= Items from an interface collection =
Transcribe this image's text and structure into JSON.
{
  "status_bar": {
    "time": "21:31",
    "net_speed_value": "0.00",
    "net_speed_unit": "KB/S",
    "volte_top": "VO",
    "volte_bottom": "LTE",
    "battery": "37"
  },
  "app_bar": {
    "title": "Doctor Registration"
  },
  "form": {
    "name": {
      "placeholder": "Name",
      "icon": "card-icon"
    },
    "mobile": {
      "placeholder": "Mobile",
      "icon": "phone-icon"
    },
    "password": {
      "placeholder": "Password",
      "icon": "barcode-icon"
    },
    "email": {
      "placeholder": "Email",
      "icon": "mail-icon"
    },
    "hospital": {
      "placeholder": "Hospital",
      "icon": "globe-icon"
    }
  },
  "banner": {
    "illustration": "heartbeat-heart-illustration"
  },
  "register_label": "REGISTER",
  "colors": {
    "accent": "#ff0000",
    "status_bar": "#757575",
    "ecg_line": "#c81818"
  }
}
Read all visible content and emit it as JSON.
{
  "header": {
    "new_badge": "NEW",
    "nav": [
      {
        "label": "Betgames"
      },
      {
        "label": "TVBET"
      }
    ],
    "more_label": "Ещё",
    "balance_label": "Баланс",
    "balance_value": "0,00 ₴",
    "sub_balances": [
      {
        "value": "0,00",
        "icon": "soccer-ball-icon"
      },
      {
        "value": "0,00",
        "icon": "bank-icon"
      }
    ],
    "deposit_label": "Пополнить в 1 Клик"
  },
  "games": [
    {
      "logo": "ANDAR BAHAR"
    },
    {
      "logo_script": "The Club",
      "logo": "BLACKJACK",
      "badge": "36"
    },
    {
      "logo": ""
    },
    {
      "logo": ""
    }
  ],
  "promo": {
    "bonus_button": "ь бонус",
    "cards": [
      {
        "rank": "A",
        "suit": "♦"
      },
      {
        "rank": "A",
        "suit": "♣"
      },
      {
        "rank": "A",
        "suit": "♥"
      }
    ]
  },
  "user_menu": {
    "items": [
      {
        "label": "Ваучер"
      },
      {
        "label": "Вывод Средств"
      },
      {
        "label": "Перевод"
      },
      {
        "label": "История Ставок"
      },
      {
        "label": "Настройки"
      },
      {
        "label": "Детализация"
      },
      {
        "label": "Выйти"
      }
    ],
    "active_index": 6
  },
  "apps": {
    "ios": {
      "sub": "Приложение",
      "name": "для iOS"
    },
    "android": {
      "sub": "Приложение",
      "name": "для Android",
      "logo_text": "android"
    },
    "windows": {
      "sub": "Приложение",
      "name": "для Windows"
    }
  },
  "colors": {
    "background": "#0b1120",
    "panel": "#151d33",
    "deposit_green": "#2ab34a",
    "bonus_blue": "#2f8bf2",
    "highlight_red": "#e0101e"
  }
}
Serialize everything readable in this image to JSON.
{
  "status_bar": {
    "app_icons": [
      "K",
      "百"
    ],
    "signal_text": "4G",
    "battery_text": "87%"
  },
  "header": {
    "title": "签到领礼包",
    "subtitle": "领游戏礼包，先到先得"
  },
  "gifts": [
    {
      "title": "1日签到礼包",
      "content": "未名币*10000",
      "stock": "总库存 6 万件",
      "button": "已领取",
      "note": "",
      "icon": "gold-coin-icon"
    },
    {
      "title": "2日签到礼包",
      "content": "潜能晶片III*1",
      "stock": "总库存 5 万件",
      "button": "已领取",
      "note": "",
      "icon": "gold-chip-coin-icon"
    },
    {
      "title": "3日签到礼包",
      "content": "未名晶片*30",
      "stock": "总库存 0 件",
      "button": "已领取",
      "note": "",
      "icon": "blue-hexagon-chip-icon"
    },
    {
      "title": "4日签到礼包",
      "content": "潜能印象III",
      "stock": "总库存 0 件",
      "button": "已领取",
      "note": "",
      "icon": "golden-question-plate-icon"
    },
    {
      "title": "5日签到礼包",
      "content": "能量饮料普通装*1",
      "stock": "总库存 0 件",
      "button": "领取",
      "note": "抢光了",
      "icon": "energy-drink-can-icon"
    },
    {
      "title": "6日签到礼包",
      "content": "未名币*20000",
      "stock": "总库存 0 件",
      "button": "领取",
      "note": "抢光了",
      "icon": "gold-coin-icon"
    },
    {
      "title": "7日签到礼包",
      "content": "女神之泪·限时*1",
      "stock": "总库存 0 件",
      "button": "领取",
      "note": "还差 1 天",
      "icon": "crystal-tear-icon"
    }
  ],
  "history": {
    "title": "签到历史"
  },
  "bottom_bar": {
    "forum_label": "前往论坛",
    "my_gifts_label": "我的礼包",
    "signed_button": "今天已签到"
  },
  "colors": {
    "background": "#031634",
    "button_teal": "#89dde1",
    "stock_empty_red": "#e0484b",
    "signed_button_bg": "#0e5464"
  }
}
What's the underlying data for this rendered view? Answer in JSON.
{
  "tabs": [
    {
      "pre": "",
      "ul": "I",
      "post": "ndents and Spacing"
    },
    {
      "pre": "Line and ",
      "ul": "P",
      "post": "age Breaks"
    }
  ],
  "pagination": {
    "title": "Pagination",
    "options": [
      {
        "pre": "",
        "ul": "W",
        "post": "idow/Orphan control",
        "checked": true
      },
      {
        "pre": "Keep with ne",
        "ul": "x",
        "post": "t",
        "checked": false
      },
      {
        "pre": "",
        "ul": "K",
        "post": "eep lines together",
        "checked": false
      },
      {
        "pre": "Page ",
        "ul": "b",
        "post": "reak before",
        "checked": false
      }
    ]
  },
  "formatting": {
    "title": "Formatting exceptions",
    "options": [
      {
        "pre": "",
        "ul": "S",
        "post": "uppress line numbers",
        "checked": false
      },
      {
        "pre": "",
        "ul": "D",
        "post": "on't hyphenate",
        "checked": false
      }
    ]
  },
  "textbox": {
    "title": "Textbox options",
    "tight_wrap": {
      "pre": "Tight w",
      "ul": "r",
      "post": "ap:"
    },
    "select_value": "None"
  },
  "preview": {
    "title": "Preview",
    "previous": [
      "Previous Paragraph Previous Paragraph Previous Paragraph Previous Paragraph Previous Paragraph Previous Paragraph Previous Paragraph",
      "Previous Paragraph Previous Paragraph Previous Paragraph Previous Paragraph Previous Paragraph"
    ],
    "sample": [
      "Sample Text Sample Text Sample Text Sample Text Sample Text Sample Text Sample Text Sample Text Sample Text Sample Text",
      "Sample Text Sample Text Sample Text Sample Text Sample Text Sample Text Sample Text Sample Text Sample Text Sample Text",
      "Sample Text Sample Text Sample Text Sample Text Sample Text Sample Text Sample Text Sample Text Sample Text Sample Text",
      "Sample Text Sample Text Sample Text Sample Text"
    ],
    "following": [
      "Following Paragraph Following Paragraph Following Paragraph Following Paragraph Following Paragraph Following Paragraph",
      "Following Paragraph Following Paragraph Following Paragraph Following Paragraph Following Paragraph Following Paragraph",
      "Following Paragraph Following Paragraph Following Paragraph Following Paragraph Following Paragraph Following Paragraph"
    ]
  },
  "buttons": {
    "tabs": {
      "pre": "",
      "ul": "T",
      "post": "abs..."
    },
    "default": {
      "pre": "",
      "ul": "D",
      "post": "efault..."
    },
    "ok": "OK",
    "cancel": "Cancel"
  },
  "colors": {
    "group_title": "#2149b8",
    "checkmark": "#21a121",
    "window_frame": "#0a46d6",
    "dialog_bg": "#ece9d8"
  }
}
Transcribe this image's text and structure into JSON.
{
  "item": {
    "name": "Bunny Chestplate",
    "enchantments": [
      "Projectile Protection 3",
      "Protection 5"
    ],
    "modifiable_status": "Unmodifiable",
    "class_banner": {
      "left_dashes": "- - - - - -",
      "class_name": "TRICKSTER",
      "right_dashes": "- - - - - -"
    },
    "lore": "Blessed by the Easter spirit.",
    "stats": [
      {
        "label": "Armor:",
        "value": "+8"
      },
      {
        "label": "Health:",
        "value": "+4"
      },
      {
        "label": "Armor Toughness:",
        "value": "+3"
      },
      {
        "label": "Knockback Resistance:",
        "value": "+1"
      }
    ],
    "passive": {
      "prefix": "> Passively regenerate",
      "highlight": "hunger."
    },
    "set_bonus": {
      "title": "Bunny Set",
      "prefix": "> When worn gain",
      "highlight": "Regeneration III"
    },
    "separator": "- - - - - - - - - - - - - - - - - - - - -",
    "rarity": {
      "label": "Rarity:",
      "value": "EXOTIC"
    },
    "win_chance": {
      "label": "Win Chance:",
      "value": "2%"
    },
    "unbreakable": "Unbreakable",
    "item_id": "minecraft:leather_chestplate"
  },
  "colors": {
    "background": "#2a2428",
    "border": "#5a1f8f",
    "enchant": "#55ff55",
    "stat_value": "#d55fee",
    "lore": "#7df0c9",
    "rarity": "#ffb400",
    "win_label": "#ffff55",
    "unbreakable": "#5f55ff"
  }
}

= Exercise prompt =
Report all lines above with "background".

= The completed task =
    "background": "#0b1120",
    "background": "#031634",
    "background": "#2a2428",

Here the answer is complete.